Stanislav Petrov, a Soviet military officer who is widely credited with helping prevent a nuclear war with the United States, has died aged 77, his son told AFP on Tuesday.
Petrov, whose extraordinary story was told in a documentary titled “The Man Who Saved the World”, received several international awards, was honoured at the United Nations and met Hollywood superstars such as Robert De Niro and Matt Damon.
Yet Petrov lived in a small town outside Moscow and died in relative obscurity on May 19, his death making headlines in Russia and abroad only months later when a German friend wrote a blog post about his death.
In September 1983, Petrov was an officer on duty at a secret command centre south of Moscow when an alarm went off signalling that the United States had launched intercontinental ballistic missiles.
The officer — who had only a few minutes to make a decision and was not sure about the incoming data — dismissed the warning as a false alarm.
Had he told his commanders of an imminent US nuclear strike, the Soviet leadership — locked in an arms race with Washington — might have ordered a retaliatory strike.
Instead the 44-year-old lieutenant colonel reported a system malfunction and an investigation that followed afterwards proved he was right.
– ‘He simply did his job’ –
Petrov came home only several days later but did not tell his family about what had happened.
“He came home knackered but did not tell us anything,” his son Dmitry said.
Several months later Petrov received an award “for services to the Fatherland” but the incident at the control centre was kept secret for many years.
In 1984, he left the military and settled in the town of Fryazino some 20 kilometres (12 miles) northeast of Moscow.
Petrov’s story only came to light after the fall of the Soviet Union in 1991 and over the years he became the subject of numerous media reports in Russia and abroad.
A modest, self-effacing man, Petrov never thought of himself as a hero, said his son.
“My father could not have cared less. He was always surprised that people were making a hero out of him,” he said.
“He simply did his job well,” Petrov’s son said, adding that his father received some hundred letters from Europeans thanking him for averting the outbreak of a nuclear war.
“The Man Who Saved the World”, a documentary film directed by Danish filmmaker Peter Anthony and narrated by US actor Kevin Costner, was released in 2014.
Footage of the elderly Petrov is combined with re-enactments of what happened at that secret control centre in 1983.
“I categorically refused to be guilty of starting World War III,” Petrov said in the film. “I felt like I was being led to an execution,” he said of those dramatic moments.
The earth’s oldest asteroid strike discovered in Western Australia — and it may have triggered a global thaw
The world’s oldest remaining asteroid crater is at a place called Yarrabubba, southeast of the town of Meekatharra in Western Australia.
Our new study puts a precise age on the cataclysmic impact – showing Yarrabubba is the oldest known crater and dating it at the right time to trigger the end of an ancient glacial period and the warming of the entire planet.What we found at Yarrabubba

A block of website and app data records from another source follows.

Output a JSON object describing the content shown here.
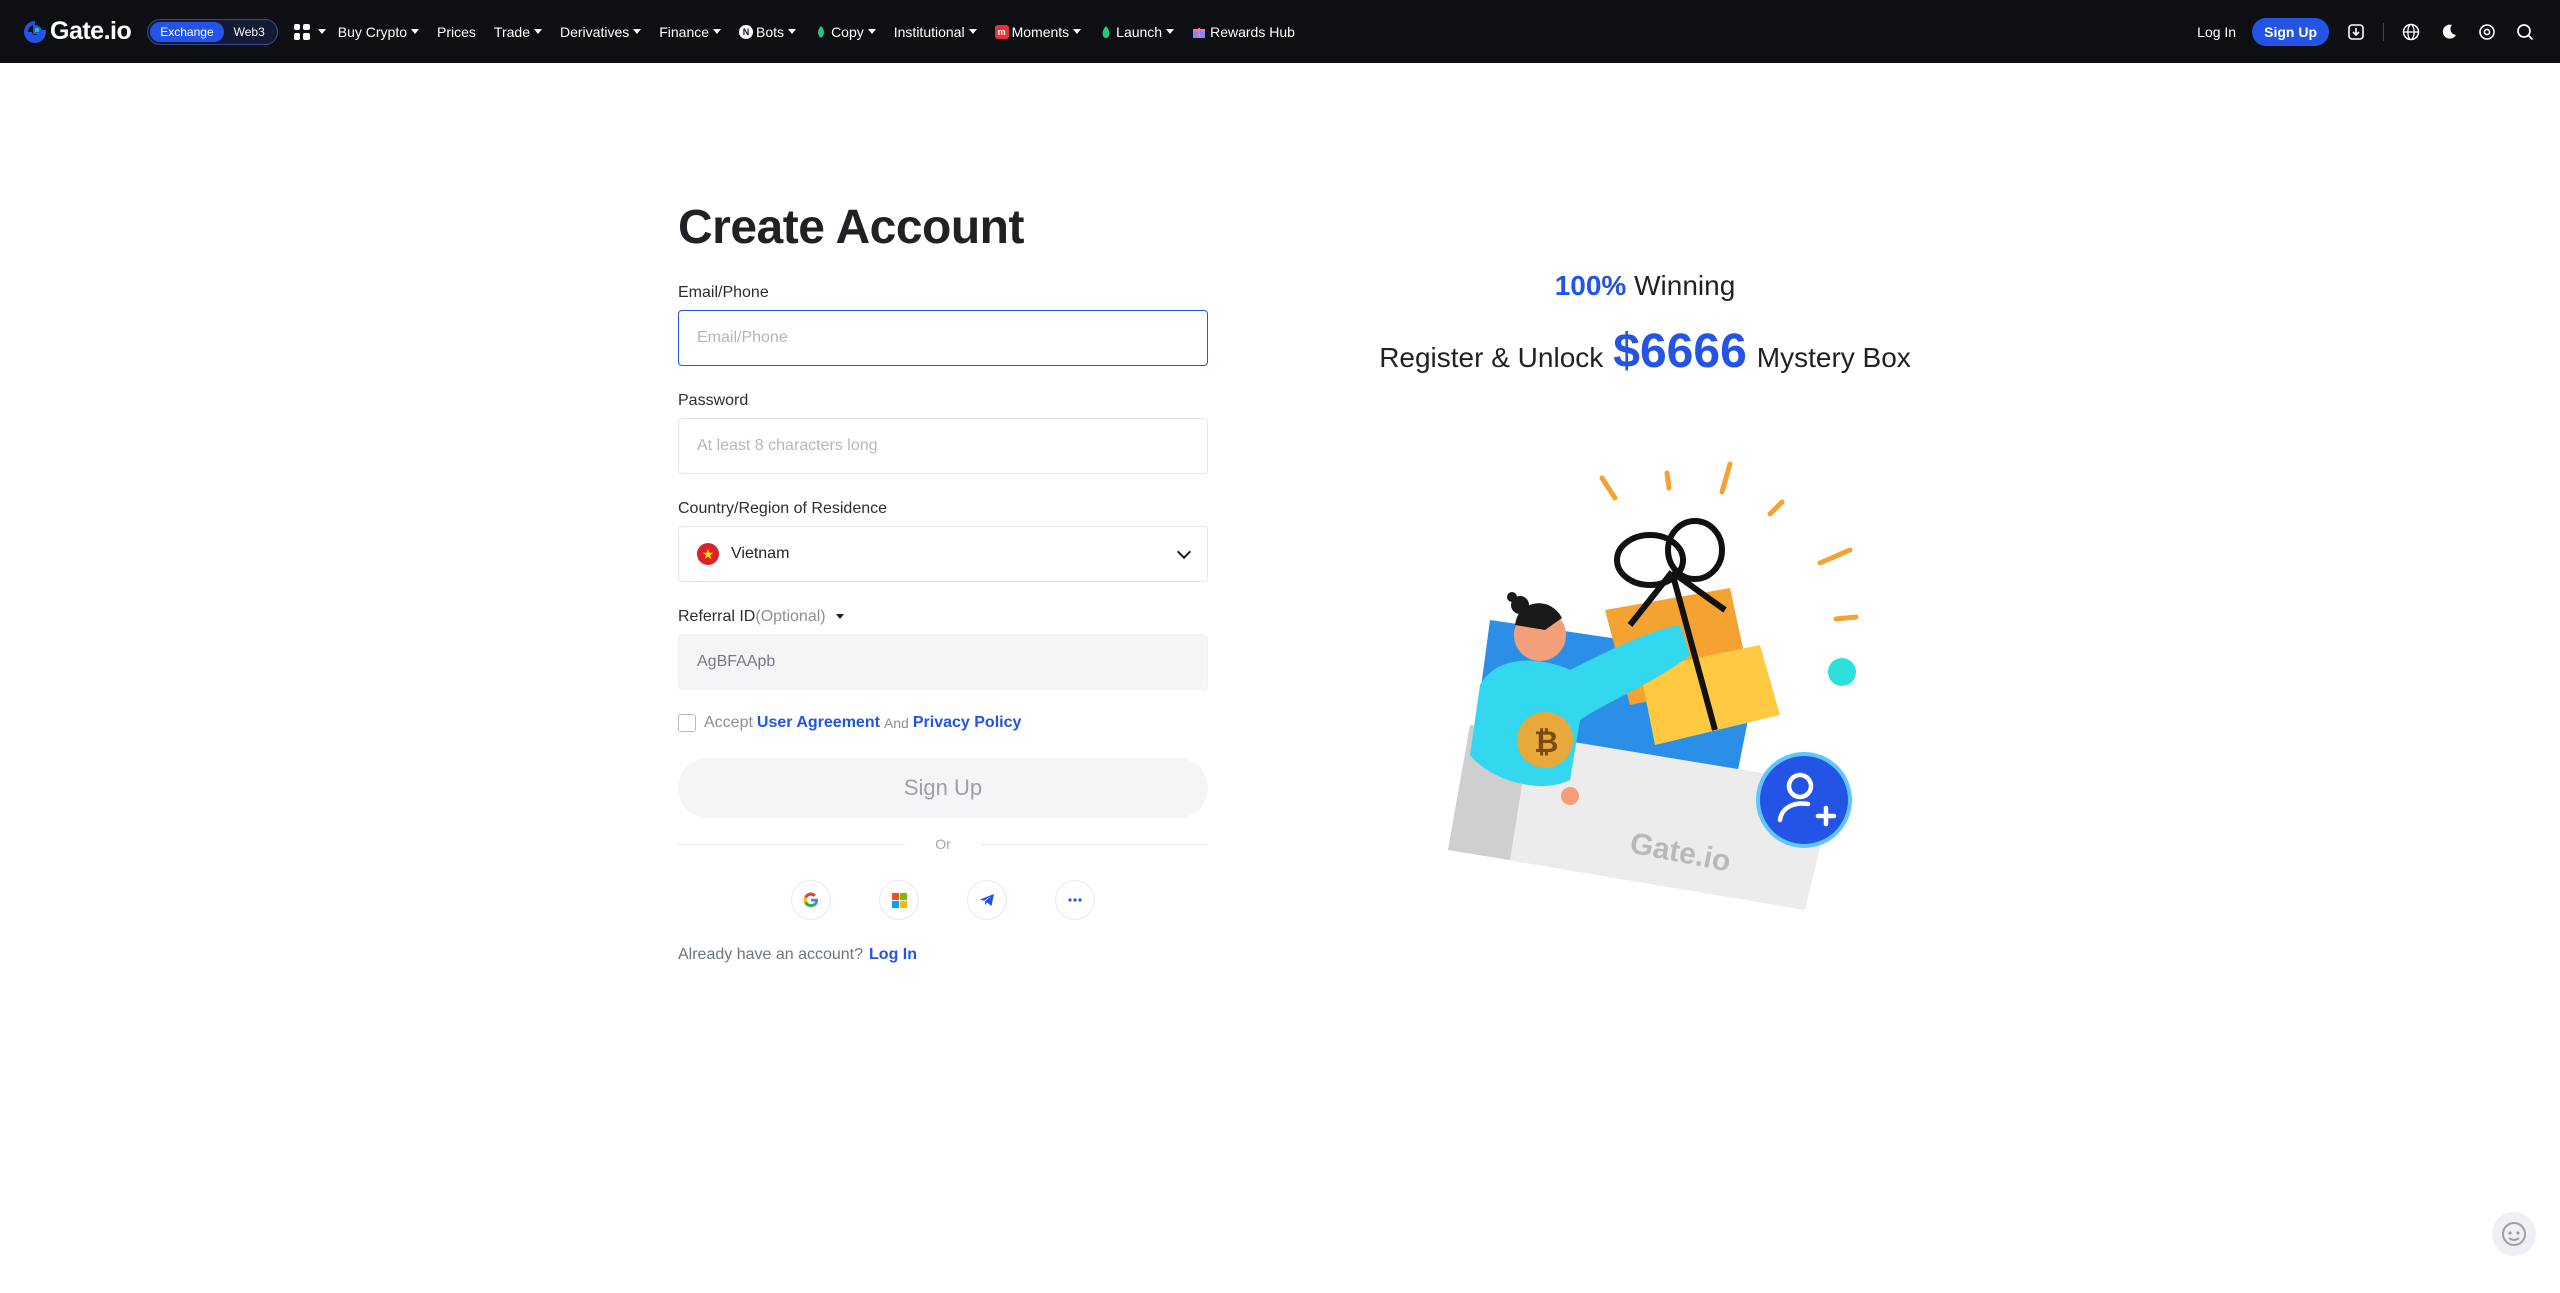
{
  "header": {
    "logo_text": "Gate.io",
    "switch": [
      "Exchange",
      "Web3"
    ],
    "nav": [
      {
        "label": "Buy Crypto",
        "dropdown": true
      },
      {
        "label": "Prices",
        "dropdown": false
      },
      {
        "label": "Trade",
        "dropdown": true
      },
      {
        "label": "Derivatives",
        "dropdown": true
      },
      {
        "label": "Finance",
        "dropdown": true
      },
      {
        "label": "Bots",
        "dropdown": true
      },
      {
        "label": "Copy",
        "dropdown": true
      },
      {
        "label": "Institutional",
        "dropdown": true
      },
      {
        "label": "Moments",
        "dropdown": true
      },
      {
        "label": "Launch",
        "dropdown": true
      },
      {
        "label": "Rewards Hub",
        "dropdown": false
      }
    ],
    "login": "Log In",
    "signup": "Sign Up",
    "icons": [
      "download-icon",
      "globe-icon",
      "moon-icon",
      "settings-icon",
      "search-icon"
    ]
  },
  "form": {
    "title": "Create Account",
    "email_label": "Email/Phone",
    "email_placeholder": "Email/Phone",
    "password_label": "Password",
    "password_placeholder": "At least 8 characters long",
    "country_label": "Country/Region of Residence",
    "country_value": "Vietnam",
    "referral_label": "Referral ID",
    "referral_optional": "(Optional)",
    "referral_value": "AgBFAApb",
    "accept": "Accept",
    "user_agreement": "User Agreement",
    "and": "And",
    "privacy_policy": "Privacy Policy",
    "signup_button": "Sign Up",
    "or": "Or",
    "social": [
      "google-icon",
      "microsoft-icon",
      "telegram-icon",
      "more-icon"
    ],
    "already": "Already have an account?",
    "login_link": "Log In"
  },
  "promo": {
    "percent": "100%",
    "winning": "Winning",
    "register": "Register & Unlock",
    "amount": "$6666",
    "box": "Mystery Box",
    "illustration_brand": "Gate.io"
  },
  "colors": {
    "accent": "#2354e6",
    "header_bg": "#0e0f12"
  }
}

Yarrrabubba holds the eroded remnants of a crater 70 kilometres wide that was first described in 2003, based on minerals at the site that showed unique signs of impact. But its true age was not known.
Can’t do what you need to do in a public toilet? You’re not alone – and there’s help

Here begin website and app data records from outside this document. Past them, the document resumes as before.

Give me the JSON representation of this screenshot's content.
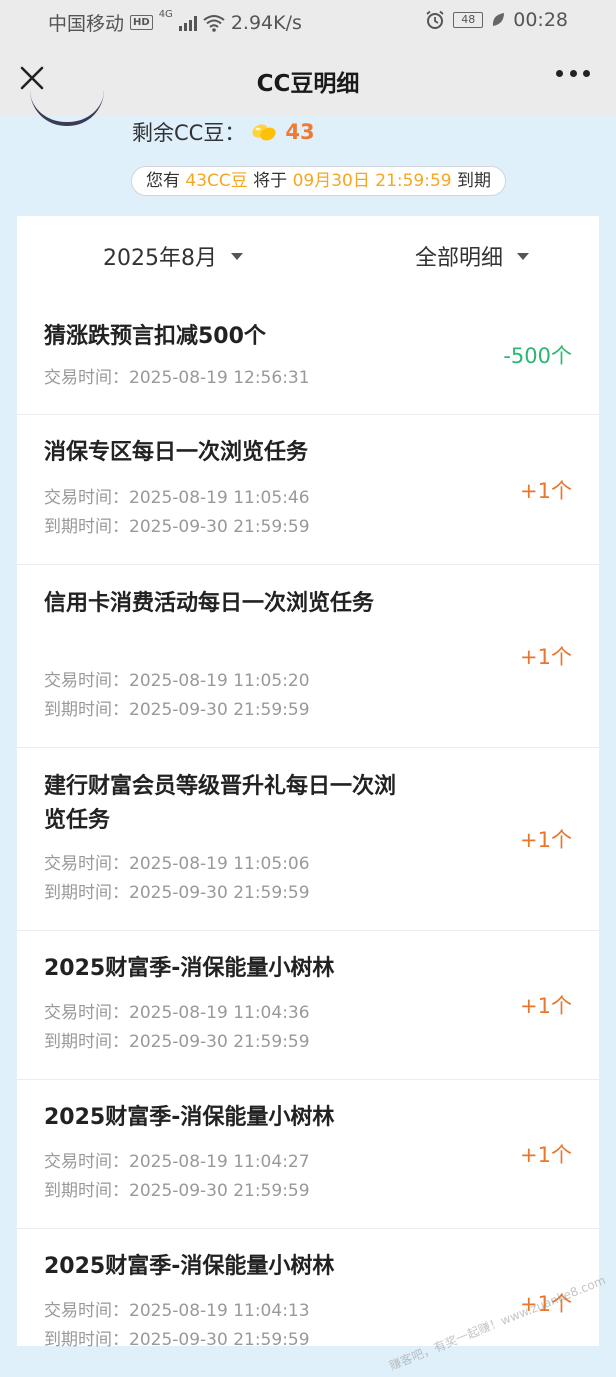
{
  "status_bar": {
    "carrier": "中国移动",
    "hd": "HD",
    "network": "4G",
    "speed": "2.94K/s",
    "battery": "48",
    "time": "00:28"
  },
  "nav": {
    "title": "CC豆明细"
  },
  "summary": {
    "label": "剩余CC豆：",
    "count": "43",
    "expiry_prefix": "您有 ",
    "expiry_amount": "43CC豆",
    "expiry_mid": " 将于 ",
    "expiry_date": "09月30日 21:59:59",
    "expiry_suffix": " 到期"
  },
  "filters": {
    "month": "2025年8月",
    "type": "全部明细"
  },
  "records": [
    {
      "title": "猜涨跌预言扣减500个",
      "trade": "交易时间：2025-08-19 12:56:31",
      "expire": "",
      "amount": "-500个"
    },
    {
      "title": "消保专区每日一次浏览任务",
      "trade": "交易时间：2025-08-19 11:05:46",
      "expire": "到期时间：2025-09-30 21:59:59",
      "amount": "+1个"
    },
    {
      "title": "信用卡消费活动每日一次浏览任务",
      "trade": "交易时间：2025-08-19 11:05:20",
      "expire": "到期时间：2025-09-30 21:59:59",
      "amount": "+1个"
    },
    {
      "title": "建行财富会员等级晋升礼每日一次浏览任务",
      "trade": "交易时间：2025-08-19 11:05:06",
      "expire": "到期时间：2025-09-30 21:59:59",
      "amount": "+1个"
    },
    {
      "title": "2025财富季-消保能量小树林",
      "trade": "交易时间：2025-08-19 11:04:36",
      "expire": "到期时间：2025-09-30 21:59:59",
      "amount": "+1个"
    },
    {
      "title": "2025财富季-消保能量小树林",
      "trade": "交易时间：2025-08-19 11:04:27",
      "expire": "到期时间：2025-09-30 21:59:59",
      "amount": "+1个"
    },
    {
      "title": "2025财富季-消保能量小树林",
      "trade": "交易时间：2025-08-19 11:04:13",
      "expire": "到期时间：2025-09-30 21:59:59",
      "amount": "+1个"
    }
  ],
  "watermark": "赚客吧，有奖一起赚！www.zuanke8.com",
  "icons": {
    "close": "close-icon",
    "more": "more-icon",
    "bean": "bean-icon",
    "caret": "caret-down-icon"
  },
  "colors": {
    "negative": "#2bb673",
    "positive": "#e8762d",
    "highlight": "#f5a623"
  }
}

Most of us don’t give much thought to going to the toilet. We go when we need to go.
But for a small minority of people, the act of urinating or defecating can be a major source of anxiety – especially when public restrooms are the only facilities available.
Paruresis (shy bladder) and parcopresis (shy bowel) are little known mental health conditions, yet they can significantly compromise a person’s quality of life.
We don’t know how many people have shy bowel, but research has estimated around 2.8%-16.4% of the population are affected by shy bladder. The condition is more common in males.
Peru to install cameras at Machu Picchu after damage
Peru is installing security cameras at its world renowned Machu Picchu site after it was damaged earlier this month by foreign tourists, authorities said Tuesday.
"We are going to strengthen security at Machu Picchu by installing high-tech cameras," Jose Bastante, head of the archeological park, told AFP.
Bastante said 18 cameras will be located at three strategic points of the citadel as well as access points from surrounding mountains.
"This will allow us to better control visitors and avoid any action or infraction to the regulations, also any type of risk," he said, adding that drones were also being used for security.